- _Task directions_: Search the listing below for the word "this", and copy every line in which it turns up.

- _Data shown_:
/---

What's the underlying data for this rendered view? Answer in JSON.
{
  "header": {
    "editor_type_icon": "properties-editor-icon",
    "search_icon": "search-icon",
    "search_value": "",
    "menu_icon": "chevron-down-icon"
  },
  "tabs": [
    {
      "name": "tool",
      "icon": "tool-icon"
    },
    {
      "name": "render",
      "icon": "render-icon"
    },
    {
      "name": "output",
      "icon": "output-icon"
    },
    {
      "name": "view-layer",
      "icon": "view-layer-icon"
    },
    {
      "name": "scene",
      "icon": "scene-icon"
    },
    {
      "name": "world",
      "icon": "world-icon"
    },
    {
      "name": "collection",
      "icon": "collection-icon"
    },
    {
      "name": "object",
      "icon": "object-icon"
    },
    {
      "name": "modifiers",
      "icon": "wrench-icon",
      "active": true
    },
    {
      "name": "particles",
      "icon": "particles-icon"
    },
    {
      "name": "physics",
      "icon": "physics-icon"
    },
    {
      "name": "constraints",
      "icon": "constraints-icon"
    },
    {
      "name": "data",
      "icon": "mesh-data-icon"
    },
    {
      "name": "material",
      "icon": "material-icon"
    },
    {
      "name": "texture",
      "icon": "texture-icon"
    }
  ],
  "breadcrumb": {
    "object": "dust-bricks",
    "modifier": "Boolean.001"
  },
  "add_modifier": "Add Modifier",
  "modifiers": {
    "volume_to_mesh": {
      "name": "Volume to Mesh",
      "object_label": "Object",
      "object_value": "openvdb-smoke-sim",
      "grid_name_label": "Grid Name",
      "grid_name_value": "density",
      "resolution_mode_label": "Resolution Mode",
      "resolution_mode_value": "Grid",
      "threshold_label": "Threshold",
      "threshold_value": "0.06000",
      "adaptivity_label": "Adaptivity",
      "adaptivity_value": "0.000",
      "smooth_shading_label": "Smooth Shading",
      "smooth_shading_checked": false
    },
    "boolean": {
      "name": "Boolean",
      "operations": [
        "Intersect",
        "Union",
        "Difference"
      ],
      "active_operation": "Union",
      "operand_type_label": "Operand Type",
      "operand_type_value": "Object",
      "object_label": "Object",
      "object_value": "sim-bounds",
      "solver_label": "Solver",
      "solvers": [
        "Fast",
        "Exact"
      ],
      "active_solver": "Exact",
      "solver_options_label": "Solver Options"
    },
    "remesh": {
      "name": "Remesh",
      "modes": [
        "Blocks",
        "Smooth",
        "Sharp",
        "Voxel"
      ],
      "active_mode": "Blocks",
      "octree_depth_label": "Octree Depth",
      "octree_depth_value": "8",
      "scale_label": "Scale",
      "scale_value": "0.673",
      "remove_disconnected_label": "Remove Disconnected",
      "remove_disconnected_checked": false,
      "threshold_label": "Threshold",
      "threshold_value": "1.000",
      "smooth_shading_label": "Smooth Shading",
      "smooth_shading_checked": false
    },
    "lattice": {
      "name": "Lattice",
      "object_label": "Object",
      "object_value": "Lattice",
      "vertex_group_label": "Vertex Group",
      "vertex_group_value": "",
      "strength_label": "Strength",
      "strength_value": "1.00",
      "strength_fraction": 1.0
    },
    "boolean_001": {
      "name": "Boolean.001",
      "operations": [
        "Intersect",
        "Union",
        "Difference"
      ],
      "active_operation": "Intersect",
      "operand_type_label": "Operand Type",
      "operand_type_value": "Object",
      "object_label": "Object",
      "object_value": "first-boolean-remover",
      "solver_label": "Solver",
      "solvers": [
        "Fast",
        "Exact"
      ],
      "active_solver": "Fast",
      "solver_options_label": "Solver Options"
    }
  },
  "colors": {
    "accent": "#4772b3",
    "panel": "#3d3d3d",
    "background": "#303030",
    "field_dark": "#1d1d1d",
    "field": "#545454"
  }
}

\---
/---

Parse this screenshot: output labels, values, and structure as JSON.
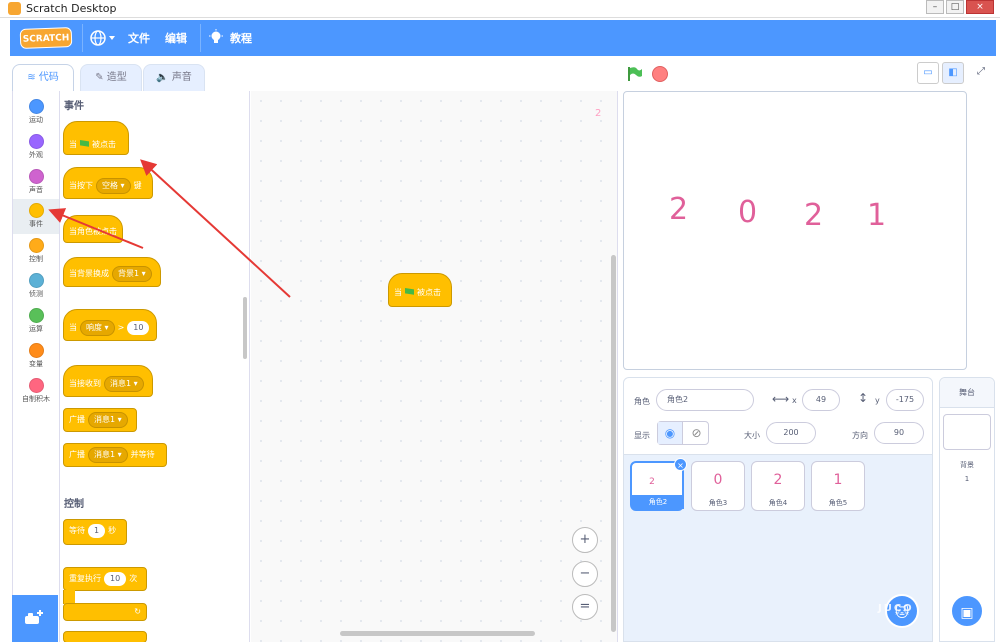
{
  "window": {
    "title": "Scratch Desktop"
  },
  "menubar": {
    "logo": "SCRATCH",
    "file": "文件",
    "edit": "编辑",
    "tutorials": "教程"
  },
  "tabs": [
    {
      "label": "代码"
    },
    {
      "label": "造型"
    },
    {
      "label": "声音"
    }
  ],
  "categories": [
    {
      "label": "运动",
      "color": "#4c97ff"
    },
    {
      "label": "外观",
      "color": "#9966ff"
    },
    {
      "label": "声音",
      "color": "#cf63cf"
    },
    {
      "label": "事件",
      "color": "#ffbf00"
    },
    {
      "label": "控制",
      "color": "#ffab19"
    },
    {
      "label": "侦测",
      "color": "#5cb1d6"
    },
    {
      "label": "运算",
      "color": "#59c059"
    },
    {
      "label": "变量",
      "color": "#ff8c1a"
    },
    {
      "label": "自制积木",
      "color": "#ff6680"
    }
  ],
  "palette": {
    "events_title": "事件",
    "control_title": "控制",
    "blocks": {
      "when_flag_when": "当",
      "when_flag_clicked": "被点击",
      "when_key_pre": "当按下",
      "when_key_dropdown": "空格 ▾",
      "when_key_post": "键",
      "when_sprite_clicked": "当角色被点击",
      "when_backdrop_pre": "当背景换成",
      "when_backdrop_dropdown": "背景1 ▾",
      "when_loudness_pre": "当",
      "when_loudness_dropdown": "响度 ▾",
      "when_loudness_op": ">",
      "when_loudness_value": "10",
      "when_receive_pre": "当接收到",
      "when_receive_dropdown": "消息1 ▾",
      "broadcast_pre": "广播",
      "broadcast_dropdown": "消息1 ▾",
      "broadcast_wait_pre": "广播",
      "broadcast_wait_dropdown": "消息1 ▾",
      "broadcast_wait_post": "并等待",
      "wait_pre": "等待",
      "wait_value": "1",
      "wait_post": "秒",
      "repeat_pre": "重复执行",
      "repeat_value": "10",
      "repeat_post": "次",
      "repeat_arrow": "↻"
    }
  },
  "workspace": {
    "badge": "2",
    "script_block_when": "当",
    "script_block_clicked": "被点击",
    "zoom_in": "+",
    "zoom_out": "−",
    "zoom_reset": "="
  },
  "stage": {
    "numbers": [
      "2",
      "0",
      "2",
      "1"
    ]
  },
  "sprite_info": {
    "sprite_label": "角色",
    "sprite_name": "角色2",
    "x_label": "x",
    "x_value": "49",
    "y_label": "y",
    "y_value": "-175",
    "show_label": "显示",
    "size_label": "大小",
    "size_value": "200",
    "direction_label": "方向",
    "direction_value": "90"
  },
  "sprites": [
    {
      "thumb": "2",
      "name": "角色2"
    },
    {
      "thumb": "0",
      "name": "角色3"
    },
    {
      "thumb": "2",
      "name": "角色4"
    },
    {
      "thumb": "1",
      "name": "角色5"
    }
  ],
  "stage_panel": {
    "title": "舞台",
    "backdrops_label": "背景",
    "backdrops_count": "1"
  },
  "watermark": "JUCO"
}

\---
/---

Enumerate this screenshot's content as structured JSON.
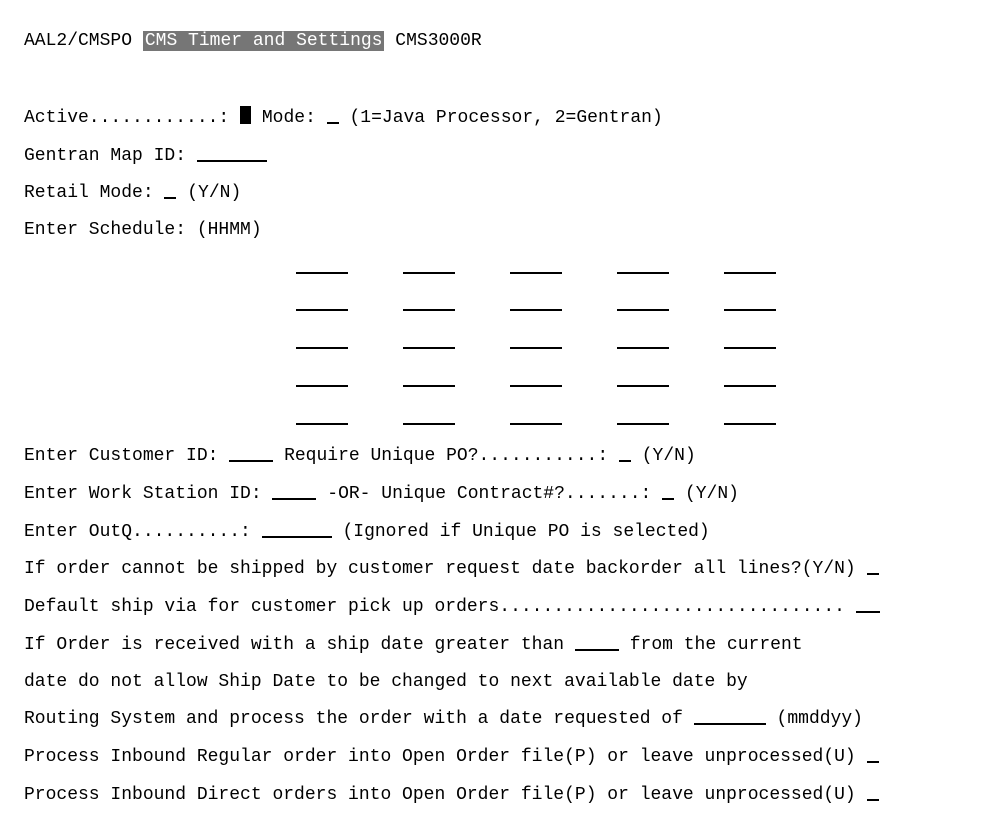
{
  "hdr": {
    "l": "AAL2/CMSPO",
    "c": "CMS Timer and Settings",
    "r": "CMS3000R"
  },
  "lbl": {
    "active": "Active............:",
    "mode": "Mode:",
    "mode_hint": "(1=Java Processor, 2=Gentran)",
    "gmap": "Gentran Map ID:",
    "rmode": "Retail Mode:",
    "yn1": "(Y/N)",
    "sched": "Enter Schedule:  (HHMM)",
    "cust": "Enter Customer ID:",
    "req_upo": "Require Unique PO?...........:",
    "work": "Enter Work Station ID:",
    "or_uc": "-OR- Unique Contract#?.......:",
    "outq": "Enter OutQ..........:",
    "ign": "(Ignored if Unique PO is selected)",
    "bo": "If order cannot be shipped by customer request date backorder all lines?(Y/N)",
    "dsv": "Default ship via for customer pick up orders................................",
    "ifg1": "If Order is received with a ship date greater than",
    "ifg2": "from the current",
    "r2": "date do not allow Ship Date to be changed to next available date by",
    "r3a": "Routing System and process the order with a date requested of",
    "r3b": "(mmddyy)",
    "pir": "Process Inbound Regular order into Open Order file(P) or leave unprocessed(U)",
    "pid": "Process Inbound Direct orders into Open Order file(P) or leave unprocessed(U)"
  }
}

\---

- _Completed task_:
What's the underlying data for this rendered view? Answer in JSON.
Parse this screenshot: output labels, values, and structure as JSON.
Enumerate this screenshot's content as structured JSON.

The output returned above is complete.